# Work instructions:
Find the lines in the records that carry the word "username". Copy each one.

# Records from a data collection:
------------------------------
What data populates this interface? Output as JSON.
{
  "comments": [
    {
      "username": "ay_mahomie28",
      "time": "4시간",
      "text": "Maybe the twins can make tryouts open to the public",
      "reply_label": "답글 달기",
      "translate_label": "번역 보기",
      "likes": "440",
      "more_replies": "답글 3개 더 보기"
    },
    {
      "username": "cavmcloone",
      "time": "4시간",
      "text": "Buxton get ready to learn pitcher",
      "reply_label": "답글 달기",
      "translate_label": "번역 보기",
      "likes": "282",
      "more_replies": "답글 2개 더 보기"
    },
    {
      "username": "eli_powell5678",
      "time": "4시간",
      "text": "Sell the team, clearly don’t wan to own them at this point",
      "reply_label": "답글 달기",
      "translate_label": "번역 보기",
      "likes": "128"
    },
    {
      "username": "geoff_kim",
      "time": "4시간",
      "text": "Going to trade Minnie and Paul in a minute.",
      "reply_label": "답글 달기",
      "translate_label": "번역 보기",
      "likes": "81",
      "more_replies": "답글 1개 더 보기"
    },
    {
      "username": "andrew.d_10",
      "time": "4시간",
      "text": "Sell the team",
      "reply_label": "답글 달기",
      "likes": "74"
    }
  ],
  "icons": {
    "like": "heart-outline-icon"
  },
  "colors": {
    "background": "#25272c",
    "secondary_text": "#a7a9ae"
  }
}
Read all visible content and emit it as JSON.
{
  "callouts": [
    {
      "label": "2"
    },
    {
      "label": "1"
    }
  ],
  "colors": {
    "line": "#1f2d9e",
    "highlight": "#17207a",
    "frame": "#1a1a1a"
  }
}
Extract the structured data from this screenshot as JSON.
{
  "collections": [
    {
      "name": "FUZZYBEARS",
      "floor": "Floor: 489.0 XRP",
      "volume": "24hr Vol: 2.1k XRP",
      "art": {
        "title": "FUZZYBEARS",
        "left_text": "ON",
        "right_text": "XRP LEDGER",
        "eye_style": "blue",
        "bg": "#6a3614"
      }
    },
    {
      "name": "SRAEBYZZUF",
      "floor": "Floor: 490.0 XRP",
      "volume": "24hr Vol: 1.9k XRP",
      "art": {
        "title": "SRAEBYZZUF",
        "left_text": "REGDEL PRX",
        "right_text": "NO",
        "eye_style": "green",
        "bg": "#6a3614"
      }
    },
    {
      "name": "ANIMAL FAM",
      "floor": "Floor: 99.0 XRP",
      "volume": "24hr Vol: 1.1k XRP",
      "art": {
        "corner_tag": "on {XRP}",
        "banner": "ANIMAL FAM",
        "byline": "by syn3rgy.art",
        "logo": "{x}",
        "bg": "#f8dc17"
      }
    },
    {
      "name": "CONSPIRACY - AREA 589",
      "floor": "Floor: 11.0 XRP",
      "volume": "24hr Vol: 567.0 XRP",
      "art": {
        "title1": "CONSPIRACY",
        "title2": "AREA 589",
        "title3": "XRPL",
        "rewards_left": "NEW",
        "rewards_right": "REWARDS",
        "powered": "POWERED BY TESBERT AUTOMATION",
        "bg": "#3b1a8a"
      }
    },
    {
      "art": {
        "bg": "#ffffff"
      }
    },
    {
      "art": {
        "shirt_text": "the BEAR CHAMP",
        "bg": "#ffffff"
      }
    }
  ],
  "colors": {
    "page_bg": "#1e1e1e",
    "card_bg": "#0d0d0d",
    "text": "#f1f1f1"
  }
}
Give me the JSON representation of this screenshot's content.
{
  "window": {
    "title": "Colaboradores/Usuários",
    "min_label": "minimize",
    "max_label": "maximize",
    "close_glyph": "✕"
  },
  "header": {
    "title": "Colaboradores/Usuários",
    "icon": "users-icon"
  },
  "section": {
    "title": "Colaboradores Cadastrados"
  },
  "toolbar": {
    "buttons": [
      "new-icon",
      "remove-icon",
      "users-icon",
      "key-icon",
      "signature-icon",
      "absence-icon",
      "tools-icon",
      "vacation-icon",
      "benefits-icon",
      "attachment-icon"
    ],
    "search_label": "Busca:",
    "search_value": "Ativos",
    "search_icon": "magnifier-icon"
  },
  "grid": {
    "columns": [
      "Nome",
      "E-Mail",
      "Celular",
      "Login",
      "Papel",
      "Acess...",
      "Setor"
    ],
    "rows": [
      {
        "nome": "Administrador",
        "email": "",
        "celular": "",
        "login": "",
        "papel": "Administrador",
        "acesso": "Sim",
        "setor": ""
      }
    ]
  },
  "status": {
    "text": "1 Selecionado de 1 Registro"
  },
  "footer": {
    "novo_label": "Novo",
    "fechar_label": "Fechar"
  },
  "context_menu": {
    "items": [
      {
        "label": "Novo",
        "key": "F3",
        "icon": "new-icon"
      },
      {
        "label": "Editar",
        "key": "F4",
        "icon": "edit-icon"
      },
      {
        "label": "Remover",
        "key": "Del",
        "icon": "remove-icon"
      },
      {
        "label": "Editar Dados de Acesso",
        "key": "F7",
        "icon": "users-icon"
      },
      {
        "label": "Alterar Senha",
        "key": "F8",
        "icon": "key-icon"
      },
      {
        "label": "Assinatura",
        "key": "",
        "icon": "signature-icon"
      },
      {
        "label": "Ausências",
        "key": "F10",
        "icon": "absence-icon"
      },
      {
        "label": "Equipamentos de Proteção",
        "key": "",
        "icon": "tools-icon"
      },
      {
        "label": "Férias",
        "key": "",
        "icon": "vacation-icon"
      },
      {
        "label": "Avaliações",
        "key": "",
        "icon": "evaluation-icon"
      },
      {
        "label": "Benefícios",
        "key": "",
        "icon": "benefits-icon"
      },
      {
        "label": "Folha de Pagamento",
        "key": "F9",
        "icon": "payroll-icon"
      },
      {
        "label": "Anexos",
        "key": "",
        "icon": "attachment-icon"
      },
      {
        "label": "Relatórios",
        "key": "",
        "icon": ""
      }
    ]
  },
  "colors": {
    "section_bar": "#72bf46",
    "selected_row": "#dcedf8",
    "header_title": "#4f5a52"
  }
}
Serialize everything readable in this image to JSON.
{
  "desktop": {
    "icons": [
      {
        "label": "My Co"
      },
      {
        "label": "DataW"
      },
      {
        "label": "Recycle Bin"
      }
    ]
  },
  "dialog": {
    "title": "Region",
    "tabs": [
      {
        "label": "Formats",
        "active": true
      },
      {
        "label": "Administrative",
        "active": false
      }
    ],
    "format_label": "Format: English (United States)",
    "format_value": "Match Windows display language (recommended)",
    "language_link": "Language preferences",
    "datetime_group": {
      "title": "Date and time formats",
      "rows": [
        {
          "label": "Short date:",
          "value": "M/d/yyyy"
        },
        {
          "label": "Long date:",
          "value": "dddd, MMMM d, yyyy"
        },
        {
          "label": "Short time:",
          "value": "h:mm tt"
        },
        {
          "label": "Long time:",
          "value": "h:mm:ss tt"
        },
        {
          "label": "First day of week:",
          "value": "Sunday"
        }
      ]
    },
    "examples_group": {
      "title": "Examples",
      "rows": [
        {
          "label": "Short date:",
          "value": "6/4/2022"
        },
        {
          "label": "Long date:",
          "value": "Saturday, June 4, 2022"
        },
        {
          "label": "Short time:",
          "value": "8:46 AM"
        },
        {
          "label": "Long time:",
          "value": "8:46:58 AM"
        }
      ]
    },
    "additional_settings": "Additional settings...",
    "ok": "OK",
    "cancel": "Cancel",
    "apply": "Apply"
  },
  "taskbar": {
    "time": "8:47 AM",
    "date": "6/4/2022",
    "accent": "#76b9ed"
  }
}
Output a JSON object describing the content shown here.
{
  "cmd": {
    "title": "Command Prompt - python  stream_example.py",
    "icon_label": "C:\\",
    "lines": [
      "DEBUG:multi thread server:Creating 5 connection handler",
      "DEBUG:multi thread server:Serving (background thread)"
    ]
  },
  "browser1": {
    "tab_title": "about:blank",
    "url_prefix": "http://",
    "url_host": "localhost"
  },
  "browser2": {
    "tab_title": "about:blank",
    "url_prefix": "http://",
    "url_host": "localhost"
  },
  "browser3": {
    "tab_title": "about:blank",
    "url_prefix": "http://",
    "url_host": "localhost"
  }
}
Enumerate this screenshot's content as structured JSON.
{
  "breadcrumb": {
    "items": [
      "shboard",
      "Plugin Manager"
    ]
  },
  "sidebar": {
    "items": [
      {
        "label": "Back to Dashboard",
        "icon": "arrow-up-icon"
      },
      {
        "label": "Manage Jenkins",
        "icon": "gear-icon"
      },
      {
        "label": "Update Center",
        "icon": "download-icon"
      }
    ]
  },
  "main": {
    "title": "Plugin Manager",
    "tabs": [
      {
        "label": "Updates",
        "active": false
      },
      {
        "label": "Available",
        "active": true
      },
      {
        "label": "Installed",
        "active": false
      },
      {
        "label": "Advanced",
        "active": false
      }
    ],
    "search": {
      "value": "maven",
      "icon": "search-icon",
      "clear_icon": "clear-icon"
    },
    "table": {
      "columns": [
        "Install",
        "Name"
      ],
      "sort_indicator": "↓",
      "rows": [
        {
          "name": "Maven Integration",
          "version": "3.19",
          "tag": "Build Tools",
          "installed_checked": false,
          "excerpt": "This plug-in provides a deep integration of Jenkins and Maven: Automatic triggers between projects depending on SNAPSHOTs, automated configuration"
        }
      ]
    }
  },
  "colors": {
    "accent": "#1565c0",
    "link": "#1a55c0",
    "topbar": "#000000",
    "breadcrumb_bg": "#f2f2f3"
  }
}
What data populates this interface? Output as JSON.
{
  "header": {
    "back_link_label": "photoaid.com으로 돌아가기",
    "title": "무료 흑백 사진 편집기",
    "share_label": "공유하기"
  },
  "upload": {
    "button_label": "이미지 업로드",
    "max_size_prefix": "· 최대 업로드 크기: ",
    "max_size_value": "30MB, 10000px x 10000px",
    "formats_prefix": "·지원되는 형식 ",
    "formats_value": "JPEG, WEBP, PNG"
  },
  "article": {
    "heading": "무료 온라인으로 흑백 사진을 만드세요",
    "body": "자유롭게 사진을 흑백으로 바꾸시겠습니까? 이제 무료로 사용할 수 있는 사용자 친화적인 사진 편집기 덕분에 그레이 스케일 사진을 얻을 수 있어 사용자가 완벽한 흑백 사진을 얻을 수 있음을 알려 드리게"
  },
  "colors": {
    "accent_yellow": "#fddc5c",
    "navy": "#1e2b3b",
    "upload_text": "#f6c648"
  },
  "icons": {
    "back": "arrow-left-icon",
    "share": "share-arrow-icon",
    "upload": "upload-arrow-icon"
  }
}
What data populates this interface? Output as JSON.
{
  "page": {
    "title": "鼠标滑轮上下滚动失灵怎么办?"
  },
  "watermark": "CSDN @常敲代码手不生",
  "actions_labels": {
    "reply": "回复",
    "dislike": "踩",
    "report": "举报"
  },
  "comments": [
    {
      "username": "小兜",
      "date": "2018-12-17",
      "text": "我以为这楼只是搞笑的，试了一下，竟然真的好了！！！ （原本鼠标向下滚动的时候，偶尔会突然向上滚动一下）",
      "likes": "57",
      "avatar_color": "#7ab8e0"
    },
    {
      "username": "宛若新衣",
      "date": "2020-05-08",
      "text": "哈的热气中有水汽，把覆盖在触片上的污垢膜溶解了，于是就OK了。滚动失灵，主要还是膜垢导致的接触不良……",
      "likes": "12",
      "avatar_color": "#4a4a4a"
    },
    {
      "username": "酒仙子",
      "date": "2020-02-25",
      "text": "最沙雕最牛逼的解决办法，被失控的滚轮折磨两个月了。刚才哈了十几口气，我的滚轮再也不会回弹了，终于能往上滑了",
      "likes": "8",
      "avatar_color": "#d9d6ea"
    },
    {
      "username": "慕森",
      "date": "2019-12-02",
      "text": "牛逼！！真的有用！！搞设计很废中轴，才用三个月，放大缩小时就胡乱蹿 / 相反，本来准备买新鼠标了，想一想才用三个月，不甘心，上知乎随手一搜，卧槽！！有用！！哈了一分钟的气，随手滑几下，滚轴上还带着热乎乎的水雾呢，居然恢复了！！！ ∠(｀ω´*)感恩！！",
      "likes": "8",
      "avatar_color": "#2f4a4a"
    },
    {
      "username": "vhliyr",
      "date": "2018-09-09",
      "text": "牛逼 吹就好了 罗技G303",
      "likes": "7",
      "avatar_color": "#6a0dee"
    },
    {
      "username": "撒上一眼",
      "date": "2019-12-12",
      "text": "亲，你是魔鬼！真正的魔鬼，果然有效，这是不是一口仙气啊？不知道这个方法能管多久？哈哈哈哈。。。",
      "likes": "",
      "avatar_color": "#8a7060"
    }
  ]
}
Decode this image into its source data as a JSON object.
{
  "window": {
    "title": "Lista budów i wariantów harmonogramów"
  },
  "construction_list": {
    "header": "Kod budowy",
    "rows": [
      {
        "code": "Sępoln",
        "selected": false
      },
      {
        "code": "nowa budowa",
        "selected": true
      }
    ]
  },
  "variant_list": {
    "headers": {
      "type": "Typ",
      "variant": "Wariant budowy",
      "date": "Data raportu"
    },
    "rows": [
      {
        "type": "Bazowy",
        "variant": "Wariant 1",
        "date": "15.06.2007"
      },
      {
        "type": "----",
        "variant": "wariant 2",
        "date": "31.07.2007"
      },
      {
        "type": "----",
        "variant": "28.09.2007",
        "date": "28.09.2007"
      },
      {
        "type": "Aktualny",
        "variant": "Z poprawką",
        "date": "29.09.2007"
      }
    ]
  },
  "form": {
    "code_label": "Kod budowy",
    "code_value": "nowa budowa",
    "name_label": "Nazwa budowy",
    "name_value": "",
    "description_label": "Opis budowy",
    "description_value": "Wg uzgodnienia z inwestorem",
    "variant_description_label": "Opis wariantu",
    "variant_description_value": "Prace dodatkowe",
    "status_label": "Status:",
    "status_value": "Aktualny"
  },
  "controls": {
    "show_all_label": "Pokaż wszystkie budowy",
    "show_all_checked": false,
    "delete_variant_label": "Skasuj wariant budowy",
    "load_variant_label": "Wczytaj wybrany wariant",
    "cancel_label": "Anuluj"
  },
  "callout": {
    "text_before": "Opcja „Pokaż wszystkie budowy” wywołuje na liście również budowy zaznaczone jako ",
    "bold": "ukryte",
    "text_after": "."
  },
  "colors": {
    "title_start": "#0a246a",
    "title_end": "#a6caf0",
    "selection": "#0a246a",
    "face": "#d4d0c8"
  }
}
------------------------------
# Written solution:
      "username": "ay_mahomie28",
      "username": "cavmcloone",
      "username": "eli_powell5678",
      "username": "geoff_kim",
      "username": "andrew.d_10",
      "username": "小兜",
      "username": "宛若新衣",
      "username": "酒仙子",
      "username": "慕森",
      "username": "vhliyr",
      "username": "撒上一眼",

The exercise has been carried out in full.